▸ **Assignment**
Each record listed below is to be output exactly as written.

Items from an interface collection:
- - - -

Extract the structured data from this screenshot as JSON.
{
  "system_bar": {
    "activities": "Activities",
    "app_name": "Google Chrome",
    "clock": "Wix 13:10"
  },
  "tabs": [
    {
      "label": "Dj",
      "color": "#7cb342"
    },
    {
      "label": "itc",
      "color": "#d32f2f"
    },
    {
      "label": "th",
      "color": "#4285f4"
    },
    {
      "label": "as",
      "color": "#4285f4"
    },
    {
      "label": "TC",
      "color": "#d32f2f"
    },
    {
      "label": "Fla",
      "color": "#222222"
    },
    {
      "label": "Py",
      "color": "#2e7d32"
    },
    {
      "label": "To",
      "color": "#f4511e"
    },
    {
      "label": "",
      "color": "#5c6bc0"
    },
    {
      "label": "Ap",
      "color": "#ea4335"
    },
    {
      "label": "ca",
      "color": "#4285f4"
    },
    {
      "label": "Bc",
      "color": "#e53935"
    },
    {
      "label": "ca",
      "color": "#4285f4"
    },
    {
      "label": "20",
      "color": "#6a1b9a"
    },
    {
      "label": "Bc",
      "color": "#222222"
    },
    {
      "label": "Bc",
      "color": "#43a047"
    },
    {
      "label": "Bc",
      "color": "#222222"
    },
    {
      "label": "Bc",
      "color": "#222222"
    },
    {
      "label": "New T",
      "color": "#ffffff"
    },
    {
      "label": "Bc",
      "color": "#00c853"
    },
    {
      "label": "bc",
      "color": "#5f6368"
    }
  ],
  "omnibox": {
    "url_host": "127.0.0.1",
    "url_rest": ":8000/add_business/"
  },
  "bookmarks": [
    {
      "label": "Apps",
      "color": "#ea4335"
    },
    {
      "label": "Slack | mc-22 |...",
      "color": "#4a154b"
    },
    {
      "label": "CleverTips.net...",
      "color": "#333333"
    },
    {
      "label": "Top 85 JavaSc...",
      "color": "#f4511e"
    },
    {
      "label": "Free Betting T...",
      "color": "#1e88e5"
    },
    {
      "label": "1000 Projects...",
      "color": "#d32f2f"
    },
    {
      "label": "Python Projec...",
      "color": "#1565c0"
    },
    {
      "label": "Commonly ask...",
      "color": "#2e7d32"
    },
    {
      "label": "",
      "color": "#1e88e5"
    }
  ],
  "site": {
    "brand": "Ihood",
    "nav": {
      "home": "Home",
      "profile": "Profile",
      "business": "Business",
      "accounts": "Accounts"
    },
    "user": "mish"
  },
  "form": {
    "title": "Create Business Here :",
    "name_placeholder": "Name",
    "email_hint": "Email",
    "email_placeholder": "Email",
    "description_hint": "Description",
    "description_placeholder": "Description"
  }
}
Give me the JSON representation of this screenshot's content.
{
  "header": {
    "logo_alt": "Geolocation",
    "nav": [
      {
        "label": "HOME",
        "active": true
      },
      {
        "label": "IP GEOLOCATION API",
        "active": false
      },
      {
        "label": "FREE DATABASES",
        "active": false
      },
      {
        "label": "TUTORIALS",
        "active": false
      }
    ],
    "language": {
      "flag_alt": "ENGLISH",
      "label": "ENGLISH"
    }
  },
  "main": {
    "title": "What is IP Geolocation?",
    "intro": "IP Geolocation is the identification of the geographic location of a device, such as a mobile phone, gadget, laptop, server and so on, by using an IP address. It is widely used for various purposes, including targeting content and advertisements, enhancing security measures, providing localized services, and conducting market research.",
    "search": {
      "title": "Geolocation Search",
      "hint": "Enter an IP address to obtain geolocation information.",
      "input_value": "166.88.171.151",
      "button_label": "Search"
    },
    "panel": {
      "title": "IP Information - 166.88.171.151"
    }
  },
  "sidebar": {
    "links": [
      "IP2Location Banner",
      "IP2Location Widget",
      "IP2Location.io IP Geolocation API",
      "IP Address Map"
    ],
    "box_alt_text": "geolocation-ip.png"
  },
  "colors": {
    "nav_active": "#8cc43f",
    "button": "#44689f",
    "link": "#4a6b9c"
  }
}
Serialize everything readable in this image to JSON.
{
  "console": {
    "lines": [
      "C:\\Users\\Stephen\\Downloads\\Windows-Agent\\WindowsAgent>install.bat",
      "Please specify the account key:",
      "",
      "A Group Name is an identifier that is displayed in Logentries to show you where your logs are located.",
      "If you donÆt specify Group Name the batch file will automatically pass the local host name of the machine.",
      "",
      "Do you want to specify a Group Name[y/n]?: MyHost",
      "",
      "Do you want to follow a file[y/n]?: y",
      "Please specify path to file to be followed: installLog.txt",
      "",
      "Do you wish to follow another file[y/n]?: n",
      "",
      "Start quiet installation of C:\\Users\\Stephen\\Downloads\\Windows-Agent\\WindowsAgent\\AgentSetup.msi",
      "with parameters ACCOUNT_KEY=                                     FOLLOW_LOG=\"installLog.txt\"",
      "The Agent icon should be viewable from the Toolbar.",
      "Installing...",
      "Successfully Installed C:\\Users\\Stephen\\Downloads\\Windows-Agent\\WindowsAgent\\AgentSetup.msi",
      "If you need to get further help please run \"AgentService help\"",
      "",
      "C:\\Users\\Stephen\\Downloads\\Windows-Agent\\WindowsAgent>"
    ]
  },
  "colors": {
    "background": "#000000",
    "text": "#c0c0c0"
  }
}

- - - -

▸ **Exercise solution**
Extract the structured data from this screenshot as JSON.
{
  "system_bar": {
    "activities": "Activities",
    "app_name": "Google Chrome",
    "clock": "Wix 13:10"
  },
  "tabs": [
    {
      "label": "Dj",
      "color": "#7cb342"
    },
    {
      "label": "itc",
      "color": "#d32f2f"
    },
    {
      "label": "th",
      "color": "#4285f4"
    },
    {
      "label": "as",
      "color": "#4285f4"
    },
    {
      "label": "TC",
      "color": "#d32f2f"
    },
    {
      "label": "Fla",
      "color": "#222222"
    },
    {
      "label": "Py",
      "color": "#2e7d32"
    },
    {
      "label": "To",
      "color": "#f4511e"
    },
    {
      "label": "",
      "color": "#5c6bc0"
    },
    {
      "label": "Ap",
      "color": "#ea4335"
    },
    {
      "label": "ca",
      "color": "#4285f4"
    },
    {
      "label": "Bc",
      "color": "#e53935"
    },
    {
      "label": "ca",
      "color": "#4285f4"
    },
    {
      "label": "20",
      "color": "#6a1b9a"
    },
    {
      "label": "Bc",
      "color": "#222222"
    },
    {
      "label": "Bc",
      "color": "#43a047"
    },
    {
      "label": "Bc",
      "color": "#222222"
    },
    {
      "label": "Bc",
      "color": "#222222"
    },
    {
      "label": "New T",
      "color": "#ffffff"
    },
    {
      "label": "Bc",
      "color": "#00c853"
    },
    {
      "label": "bc",
      "color": "#5f6368"
    }
  ],
  "omnibox": {
    "url_host": "127.0.0.1",
    "url_rest": ":8000/add_business/"
  },
  "bookmarks": [
    {
      "label": "Apps",
      "color": "#ea4335"
    },
    {
      "label": "Slack | mc-22 |...",
      "color": "#4a154b"
    },
    {
      "label": "CleverTips.net...",
      "color": "#333333"
    },
    {
      "label": "Top 85 JavaSc...",
      "color": "#f4511e"
    },
    {
      "label": "Free Betting T...",
      "color": "#1e88e5"
    },
    {
      "label": "1000 Projects...",
      "color": "#d32f2f"
    },
    {
      "label": "Python Projec...",
      "color": "#1565c0"
    },
    {
      "label": "Commonly ask...",
      "color": "#2e7d32"
    },
    {
      "label": "",
      "color": "#1e88e5"
    }
  ],
  "site": {
    "brand": "Ihood",
    "nav": {
      "home": "Home",
      "profile": "Profile",
      "business": "Business",
      "accounts": "Accounts"
    },
    "user": "mish"
  },
  "form": {
    "title": "Create Business Here :",
    "name_placeholder": "Name",
    "email_hint": "Email",
    "email_placeholder": "Email",
    "description_hint": "Description",
    "description_placeholder": "Description"
  }
}
Give me the JSON representation of this screenshot's content.
{
  "header": {
    "logo_alt": "Geolocation",
    "nav": [
      {
        "label": "HOME",
        "active": true
      },
      {
        "label": "IP GEOLOCATION API",
        "active": false
      },
      {
        "label": "FREE DATABASES",
        "active": false
      },
      {
        "label": "TUTORIALS",
        "active": false
      }
    ],
    "language": {
      "flag_alt": "ENGLISH",
      "label": "ENGLISH"
    }
  },
  "main": {
    "title": "What is IP Geolocation?",
    "intro": "IP Geolocation is the identification of the geographic location of a device, such as a mobile phone, gadget, laptop, server and so on, by using an IP address. It is widely used for various purposes, including targeting content and advertisements, enhancing security measures, providing localized services, and conducting market research.",
    "search": {
      "title": "Geolocation Search",
      "hint": "Enter an IP address to obtain geolocation information.",
      "input_value": "166.88.171.151",
      "button_label": "Search"
    },
    "panel": {
      "title": "IP Information - 166.88.171.151"
    }
  },
  "sidebar": {
    "links": [
      "IP2Location Banner",
      "IP2Location Widget",
      "IP2Location.io IP Geolocation API",
      "IP Address Map"
    ],
    "box_alt_text": "geolocation-ip.png"
  },
  "colors": {
    "nav_active": "#8cc43f",
    "button": "#44689f",
    "link": "#4a6b9c"
  }
}
Serialize everything readable in this image to JSON.
{
  "console": {
    "lines": [
      "C:\\Users\\Stephen\\Downloads\\Windows-Agent\\WindowsAgent>install.bat",
      "Please specify the account key:",
      "",
      "A Group Name is an identifier that is displayed in Logentries to show you where your logs are located.",
      "If you donÆt specify Group Name the batch file will automatically pass the local host name of the machine.",
      "",
      "Do you want to specify a Group Name[y/n]?: MyHost",
      "",
      "Do you want to follow a file[y/n]?: y",
      "Please specify path to file to be followed: installLog.txt",
      "",
      "Do you wish to follow another file[y/n]?: n",
      "",
      "Start quiet installation of C:\\Users\\Stephen\\Downloads\\Windows-Agent\\WindowsAgent\\AgentSetup.msi",
      "with parameters ACCOUNT_KEY=                                     FOLLOW_LOG=\"installLog.txt\"",
      "The Agent icon should be viewable from the Toolbar.",
      "Installing...",
      "Successfully Installed C:\\Users\\Stephen\\Downloads\\Windows-Agent\\WindowsAgent\\AgentSetup.msi",
      "If you need to get further help please run \"AgentService help\"",
      "",
      "C:\\Users\\Stephen\\Downloads\\Windows-Agent\\WindowsAgent>"
    ]
  },
  "colors": {
    "background": "#000000",
    "text": "#c0c0c0"
  }
}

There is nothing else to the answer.